“Not to mention the computer suite environment,” I add. “Like when it’s 17.8 degrees instead of 18.”

“Or 60 per cent humidity instead of 45.”

“Anyone can do that,” the Boss snaps – obviously feeling left out. “You never know – I might have the gene and just not know it.”

“I doubt it – but we’re happy to test it if you really think you have what it takes.”

“I DO!”

“Okay then, go into the server room and tell us what the humidity is – without looking at the aircon unit.”

“You’re on.”

“How’s he doing?” the PFY says, as the Boss stalks down the corridor to the computer room.

“Well... he’s just about to fail the electrified door handle test.”

“Woah!" the PFY says, looking up quickly.

"Woah what?" the helldesk supervisor asks, walking into the room.

"Nah, it'll be OK," I say to the PFY, ignoring the helldesk supervisor for a moment.

Well, it passes the time, doesn’t it?


Other stories you might like

  • AI tool finds hundreds of genes related to human motor neuron disease

    Breakthrough could lead to development of drugs to target illness

    A machine-learning algorithm has helped scientists find 690 human genes associated with a higher risk of developing motor neuron disease, according to research published in Cell this week.

    Neuronal cells in the central nervous system and brain break down and die in people with motor neuron disease, like amyotrophic lateral sclerosis (ALS) more commonly known as Lou Gehrig's disease, named after the baseball player who developed it. They lose control over their bodies, and as the disease progresses patients become completely paralyzed. There is currently no verified cure for ALS.

    Motor neuron disease typically affects people in old age and its causes are unknown. Johnathan Cooper-Knock, a clinical lecturer at the University of Sheffield in England and leader of Project MinE, an ambitious effort to perform whole genome sequencing of ALS, believes that understanding how genes affect cellular function could help scientists develop new drugs to treat the disease.

    Continue reading
  • Need to prioritize security bug patches? Don't forget to scan Twitter as well as use CVSS scores

    Exploit, vulnerability discussion online can offer useful signals

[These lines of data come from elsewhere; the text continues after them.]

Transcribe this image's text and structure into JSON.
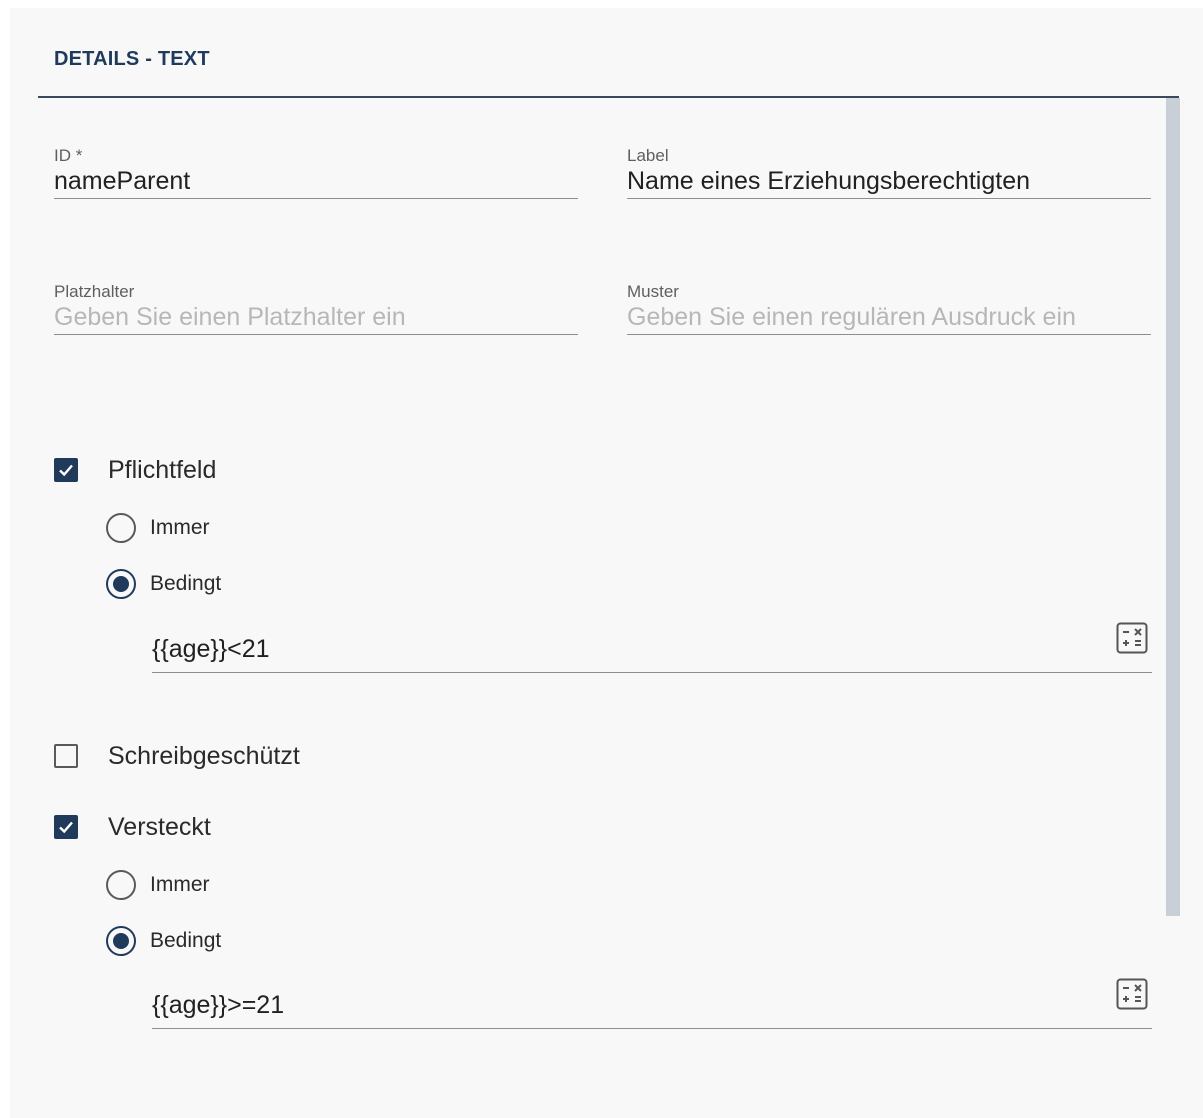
{
  "panel": {
    "title": "DETAILS - TEXT"
  },
  "fields": {
    "id": {
      "label": "ID *",
      "value": "nameParent"
    },
    "label": {
      "label": "Label",
      "value": "Name eines Erziehungsberechtigten"
    },
    "placeholder": {
      "label": "Platzhalter",
      "placeholder": "Geben Sie einen Platzhalter ein"
    },
    "pattern": {
      "label": "Muster",
      "placeholder": "Geben Sie einen regulären Ausdruck ein"
    }
  },
  "required": {
    "label": "Pflichtfeld",
    "checked": true,
    "options": [
      {
        "label": "Immer",
        "selected": false
      },
      {
        "label": "Bedingt",
        "selected": true
      }
    ],
    "expression": "{{age}}<21"
  },
  "readonly": {
    "label": "Schreibgeschützt",
    "checked": false
  },
  "hidden": {
    "label": "Versteckt",
    "checked": true,
    "options": [
      {
        "label": "Immer",
        "selected": false
      },
      {
        "label": "Bedingt",
        "selected": true
      }
    ],
    "expression": "{{age}}>=21"
  },
  "icons": {
    "checkmark": "check-icon",
    "calculator": "calculator-icon"
  },
  "colors": {
    "accent": "#1f3a5a",
    "scrollbar": "#c9cfd6",
    "background": "#f8f8f8"
  }
}
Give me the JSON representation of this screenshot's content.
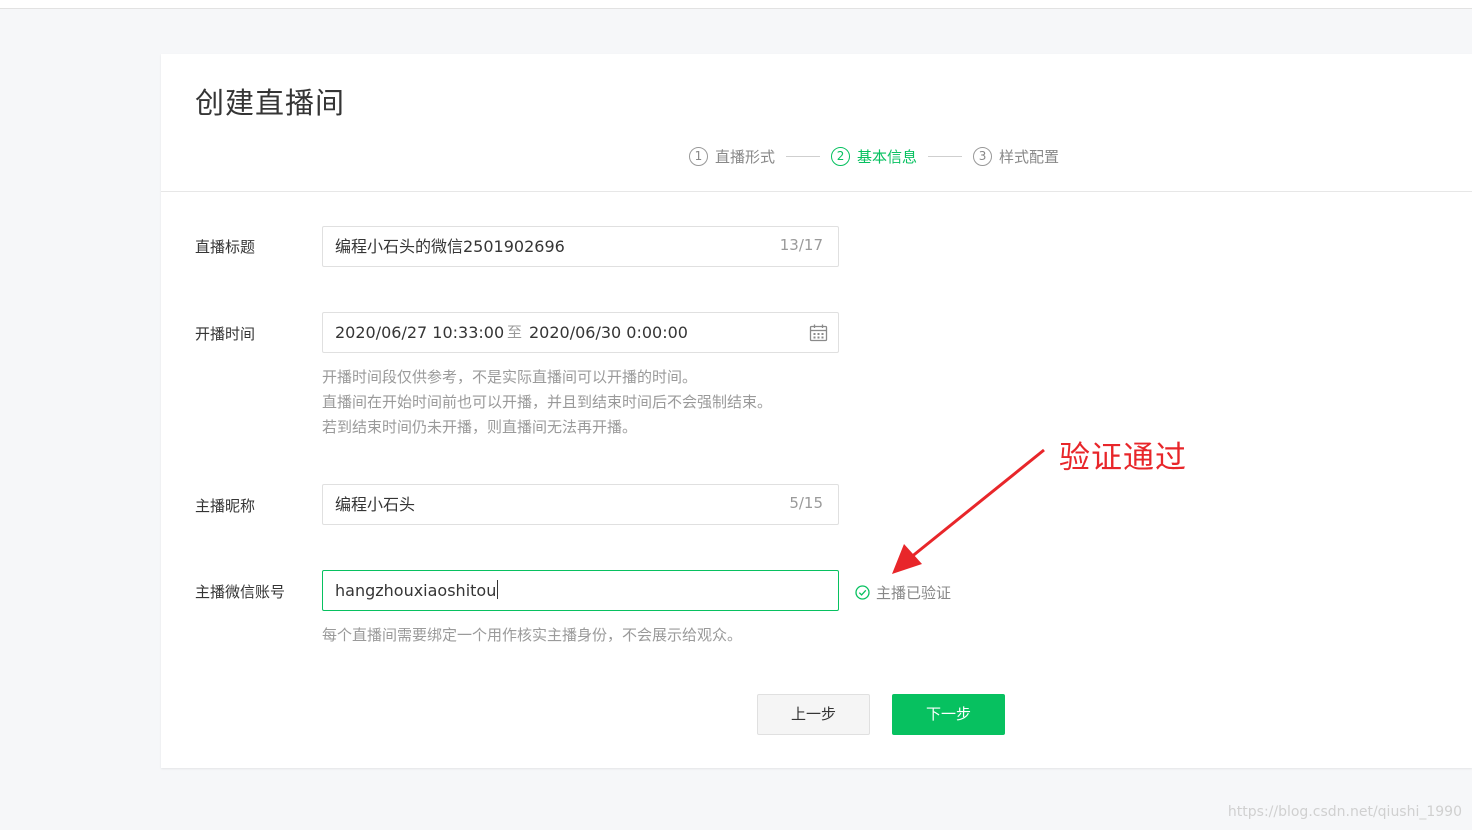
{
  "page": {
    "title": "创建直播间"
  },
  "steps": [
    {
      "num": "1",
      "label": "直播形式"
    },
    {
      "num": "2",
      "label": "基本信息"
    },
    {
      "num": "3",
      "label": "样式配置"
    }
  ],
  "form": {
    "title": {
      "label": "直播标题",
      "value": "编程小石头的微信2501902696",
      "counter": "13/17"
    },
    "time": {
      "label": "开播时间",
      "start": "2020/06/27 10:33:00",
      "separator": "至",
      "end": "2020/06/30 0:00:00",
      "hints": [
        "开播时间段仅供参考，不是实际直播间可以开播的时间。",
        "直播间在开始时间前也可以开播，并且到结束时间后不会强制结束。",
        "若到结束时间仍未开播，则直播间无法再开播。"
      ]
    },
    "nickname": {
      "label": "主播昵称",
      "value": "编程小石头",
      "counter": "5/15"
    },
    "wechat": {
      "label": "主播微信账号",
      "value": "hangzhouxiaoshitou",
      "verified_text": "主播已验证",
      "hint": "每个直播间需要绑定一个用作核实主播身份，不会展示给观众。"
    }
  },
  "buttons": {
    "prev": "上一步",
    "next": "下一步"
  },
  "annotation": {
    "text": "验证通过"
  },
  "watermark": "https://blog.csdn.net/qiushi_1990",
  "colors": {
    "accent": "#07c160",
    "annotation": "#e8262a",
    "hint": "#9a9a9a"
  }
}
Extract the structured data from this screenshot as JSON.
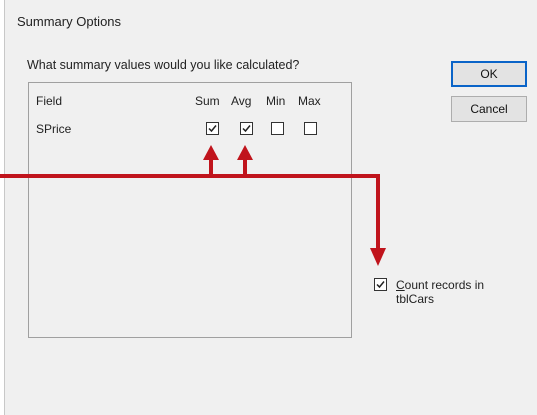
{
  "dialog": {
    "title": "Summary Options",
    "prompt": "What summary values would you like calculated?",
    "ok_label": "OK",
    "cancel_label": "Cancel"
  },
  "grid": {
    "headers": {
      "field": "Field",
      "sum": "Sum",
      "avg": "Avg",
      "min": "Min",
      "max": "Max"
    },
    "rows": [
      {
        "field": "SPrice",
        "sum": true,
        "avg": true,
        "min": false,
        "max": false
      }
    ]
  },
  "count_records": {
    "checked": true,
    "label_access_char": "C",
    "label_rest": "ount records in",
    "label_line2": "tblCars"
  },
  "colors": {
    "annotation": "#c0141c",
    "accent": "#0a64c8"
  }
}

    Organizations looking to minimize exposure to exploitable software should scan Twitter for mentions of security bugs as well as use the Common Vulnerability Scoring System or CVSS, Kenna Security argues.

    Better still is prioritizing the repair of vulnerabilities for which exploit code is available, if that information is known.

    CVSS is a framework for rating the severity of software vulnerabilities (identified using CVE, or Common Vulnerability Enumeration, numbers), on a scale from 1 (least severe) to 10 (most severe). It's overseen by First.org, a US-based, non-profit computer security organization.

    Continue reading
  • Sniff those Ukrainian emails a little more carefully, advises Uncle Sam in wake of Belarusian digital vandalism

    NotPetya started over there, don't forget

    US companies should be on the lookout for security nasties from Ukrainian partners following the digital graffiti and malware attack launched against Ukraine by Belarus, the CISA has warned.

    In a statement issued on Tuesday, the Cybersecurity and Infrastructure Security Agency said it "strongly urges leaders and network defenders to be on alert for malicious cyber activity," having issued a checklist [PDF] of recommended actions to take.

    "If working with Ukrainian organizations, take extra care to monitor, inspect, and isolate traffic from those organizations; closely review access controls for that traffic," added CISA, which also advised reviewing backups and disaster recovery drills.

    Continue reading

Biting the hand that feeds IT © 1998–2022